In American Sniper, Kyle and his team have the goal of opposing al-Qaeda in Iraq, and this group was certainly part of resistance to the US occupation. But the presence of al-Qaeda in Iraq was a consequence of the overthrow of Saddam Hussein, not a justification for the invasion.

The film frames the Iraq conflict from the US perspective. US troops are shown fighting an unscrupulous enemy willing to torture and murder collaborators. The enemy insurgents are mostly anonymous. However, they also include women and children who carry explosives intended to kill US troops.

Reporting violence

Karen Cerulo wrote an insightful book titled Deciphering Violence. She analysed media reports of violence — murder, bombings, massacres, invasions — and classified the texts into four sequences: victim, performer, contextual and doublecasting.

deciphering violence

An example of a victim sequence is the headline “Three children killed by terrorists”. In this sort of sequence, the reader is more likely to identify and sympathise with the victim, so these sequences are likely to be used when the violence is seen as illegitimate. An example of a performer sequence is “Police shoot wanted man”. In a performer sequence, the reader is more likely to identify with the perpetrator of violence, and these sequences are likely to be used when violence is by legitimate authorities. There is much more to Cerulo’s nuanced analysis, but this is enough to appreciate the distinction between victim and performer sequences.

In American Sniper, the perspective is nearly always that of Kyle or other US troops. As viewers, we see the battle from their point of view, and watch their weaponry cause dozens or hundreds of deaths. The film mostly uses performer visual sequences and thus operates as a US-military-sympathetic prism on the Iraq war.

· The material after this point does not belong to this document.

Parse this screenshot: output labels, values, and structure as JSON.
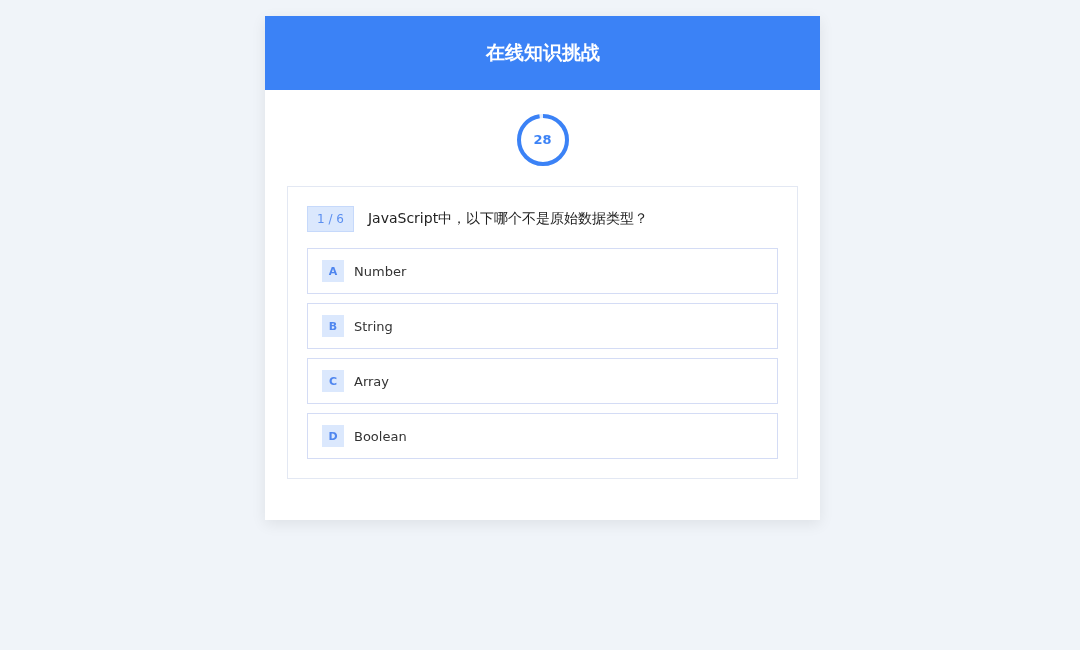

            Imagine a different perspective, from the viewpoint of an Iraqi. During and after the 1991 Gulf war, Iraq was subject to international sanctions that prevented import of goods, including medical supplies and sanitation equipment. The result was that something like two million Iraqis died in the two decades subsequently due to disease and malnutrition. Some call this genocide, because the massive death toll was known to the outside world but the sanctions were maintained nevertheless.

Then came the 2003 invasion of Iraq. It was not endorsed by the UN: it was illegal according to international law. The rationales for the invasion were shown to be false.

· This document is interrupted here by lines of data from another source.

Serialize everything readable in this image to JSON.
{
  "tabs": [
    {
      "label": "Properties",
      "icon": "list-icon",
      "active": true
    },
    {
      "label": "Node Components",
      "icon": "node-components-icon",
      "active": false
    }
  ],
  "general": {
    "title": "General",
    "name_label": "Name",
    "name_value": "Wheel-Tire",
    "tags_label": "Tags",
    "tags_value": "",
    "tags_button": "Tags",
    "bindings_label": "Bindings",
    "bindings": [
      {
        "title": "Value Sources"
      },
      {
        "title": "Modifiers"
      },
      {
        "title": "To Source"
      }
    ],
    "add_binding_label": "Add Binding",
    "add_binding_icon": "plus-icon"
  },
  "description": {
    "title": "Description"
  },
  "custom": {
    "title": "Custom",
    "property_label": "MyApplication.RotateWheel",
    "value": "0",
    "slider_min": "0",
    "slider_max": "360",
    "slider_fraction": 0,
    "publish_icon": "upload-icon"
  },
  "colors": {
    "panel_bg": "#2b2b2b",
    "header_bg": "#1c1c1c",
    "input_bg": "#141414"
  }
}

From an Iraqi point of view, their country was being invaded — and some Iraqis were fighting back with whatever weapons were available. US and Iraqi troops were killing civilians, and torturing some of them, most famously in Abu Ghraib prison.

The invasion of Iraq was justified on false claims. After Saddam Hussein’s regime was toppled, why were US troops still there? An Iraqi perspective might portray Kyle as a foreign killer, part of an illegal and illegitimate occupying force.

Kyle in the film says he is defending America, and that the alternative is confronting the enemy in San Diego or New York. This seems almost a caricature of arguments for “defence” by invading a faraway country, one whose military had no capacity of threatening the US.



American Sniper has been a tremendous commercial success, grossing more than $500 million. Presumably some of its popularity in the US is due to its congruence with US-centric perspectives on war-fighting, with US troops as the good guys fighting evil opponents. A different sort of film, Iraqi Sniper, would be unlikely to receive such an enthusiastic response in the US.

I had better make my view clear. I’m an opponent of war and terrorism, and have long advocated nonviolent action as a better option. I was opposed to Saddam Hussein’s regime, and also opposed to an invasion to overthrow it. It would have been far more humane and effective to promote nonviolent action by Iraqis to overthrow Saddam Hussein.

However, nonviolent action is mostly invisible in Hollywood films. American Sniper is an excellent war film, but it is a war film, fitting squaring within the genre. It is based on the assumption that war, despite its horrific consequences, is a necessary evil. That assumption needs to be challenged.

PS There are many other critical reviews of American Sniper, some by US veterans, for example Brock McIntosh.

Brian Martin

Thanks to Paula Arvela, Kathy Flynn and Mark Richardson for helpful comments.